IT Policies

Handling the misdirected call


Have you ever called a company but reached the wrong department? Annoying, isn't it? However, if the person you called takes time to get you the right area, you feel better. Conversely, if that person proves to be useless, or transfers you to a second wrong department, you become even more annoyed.

Think about your own experiences the next time you take a call that should have been directed elsewhere. The way you handle that call may affect the caller's view of you, your department or your company. Here are some points to remember:

Don't blame the caller. The caller might not have been the one to make the mistake. Maybe the receptionist hit the wrong button, or dialed the wrong extension, even though the caller knew the right department. Maybe they legitimately thought your department was the right one. Even though you might not say it explicitly, the attitude of "you, the caller, messed up" still can come through in the way you talk. The easiest and best approach is simply to apologize, and tell them they have the wrong department. Give them the right department and number. If all you do is tell the caller he or she reached the wrong department, you've done little to help. By taking the next step, giving the caller the right department and number, you make the caller more self-sufficient.

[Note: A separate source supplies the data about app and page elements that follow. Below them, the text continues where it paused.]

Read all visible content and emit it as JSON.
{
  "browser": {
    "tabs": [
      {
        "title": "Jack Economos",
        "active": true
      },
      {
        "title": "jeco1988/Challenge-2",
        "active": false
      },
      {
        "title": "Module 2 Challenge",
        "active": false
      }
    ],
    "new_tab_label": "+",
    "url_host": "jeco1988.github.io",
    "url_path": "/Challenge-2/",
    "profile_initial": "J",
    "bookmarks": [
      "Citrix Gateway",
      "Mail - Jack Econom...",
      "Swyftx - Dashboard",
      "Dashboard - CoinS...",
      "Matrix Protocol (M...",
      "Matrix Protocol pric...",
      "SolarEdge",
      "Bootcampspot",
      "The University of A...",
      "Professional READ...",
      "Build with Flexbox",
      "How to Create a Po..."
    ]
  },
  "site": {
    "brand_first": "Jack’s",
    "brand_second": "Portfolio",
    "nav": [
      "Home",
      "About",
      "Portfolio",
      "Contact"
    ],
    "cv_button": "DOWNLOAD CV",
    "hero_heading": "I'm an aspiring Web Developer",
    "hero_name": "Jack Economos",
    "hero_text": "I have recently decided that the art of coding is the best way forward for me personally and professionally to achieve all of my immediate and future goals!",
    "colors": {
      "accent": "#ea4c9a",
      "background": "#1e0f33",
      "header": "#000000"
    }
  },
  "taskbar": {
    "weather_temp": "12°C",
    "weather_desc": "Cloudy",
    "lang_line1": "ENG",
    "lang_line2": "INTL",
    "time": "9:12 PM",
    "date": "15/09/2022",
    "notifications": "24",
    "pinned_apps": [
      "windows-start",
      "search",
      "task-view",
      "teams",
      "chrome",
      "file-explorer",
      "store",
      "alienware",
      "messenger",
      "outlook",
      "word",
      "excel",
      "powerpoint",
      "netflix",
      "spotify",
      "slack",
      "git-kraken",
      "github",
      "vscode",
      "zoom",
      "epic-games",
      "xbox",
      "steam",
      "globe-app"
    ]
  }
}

The next time, that caller saves time and saves you from having to answer that call. If necessary, script the second call for them. There may be times where you want to tell the caller what to say when they reach the right department. I heard a great example recently, while working with the "general" help desk of an organization that had a separate help desk for Banner. A caller had called the general help desk because of a problem in signing on to Banner. The help desk person gave the caller the number of the Banner help desk, then said the following: "When you [the caller] reach them [the Banner help desk], make sure you talk about nothing but Banner signon. If you even breathe a reference to anything else, like Windows, they'll just switch you back to me, and neither of us will be happy." Offer to do a "real time transfer." Is the caller capable of making that second call by himself or herself? Sure. However, offering to make the call, and to stay on the line (provided you have time to do so) is a nice touch. One of my clients refers to this process as "sustainable support." The idea is to show customers the correct avenues for support, and to educate them so that they can find those avenues themselves in the future.

When you succeed in this area, you make the customer happier and reduce your call volumes.

About

Calvin Sun is an attorney who writes about technology and legal issues for TechRepublic.

6 comments
The Listed 'G MAN'
The Listed 'G MAN'

I see your point but after the 15th call of the day somehow thsi would not hold with me! How about you give me your number and I just call you everytime I am looking for a business or department. You could be my personal 118 guy with your pointers there. Me: Hello is that company A Calvin Sun: Um, no,... this is Calvin Sun Me: Ah, Calin Sun, be a chap and put me through / get the number for company A Calvin Sun: Sorry, no number listed,I have company L however Me: WHAT,COMPANY L...but, but they SMELL! Good Day!

Tig2
Tig2

Many organizations now are teaching their employees to either transfer the mis-directed call to the reception desk or simply hang up. The issues around social engineering are in play here. My last contract taught me to disengage from wrong numbers as quickly as possible and to never provide the caller on the line with anyone's number. We did not have a listing of extensions for that very purpose. While I agree with your tips on courtesy, it is important to remember that the internal phone directory in many companies is a confidential document. At the very least it is Internal Use. Either way, you aren't always going to get- nor should you- a direction to the correct number. There has to be a balance in how these sorts of things are handled. Security must rear its ugly head abutting a real need for good customer service.

Joe_R
Joe_R

Having the barrier of a telephone often lends itself to people forgetting common courtesy. If someone accidentally walked into the wrong office, most people would be helpful in directing that person to the right one. And most people will gladly give directions to someone who lost his/her way. (Yes, ladies, we know, men won't ask for them.) That's good food-for-thought, Calvin. And perhaps we should just think about treating people the same way on the phone as we would in person. (Oh my, does this apply to pesky sales calls as well?)

ganyssa
ganyssa

and it is always one of two things - 1. they are a vendor looking for information that will make them look like they are not cold-calling the next person, and are hoping that I will provide it. Then the person they call with my information will believe they are more legitimate than they are. 2. They have honestly misdialed my number, as I am one digit off from a woman in a completely different department from mine. This is easily discernable by whether they want to talk insurance or computers. In the first case, they get polite, but not "helpful," as it is against company policy to provide the information they are looking for. In the second, I provide them with the correct name and extension, and transfer them to the correct person. I'm sure the second person would believe me much more courteous, but it's simply a matter of our corporate policy.

DadsPad
DadsPad

If you are not familiar with where the caller wants, it is hard to tranfer or look up the number online while you do your work. Everything is not as simple as it seems at first. However, courtesy is always important.

Stangg
Stangg

We often get calls coming through to reception asking for one of us in the infrastructure department, no matter what they say they are always salesman. I've now adopted the policy that if the person doesn't know the line they should be calling then I don't have time to talk to them (our main listed company telephone number is an 0845 whereas direct department/personal numbers are 0208). Harsh but it gets them off my back.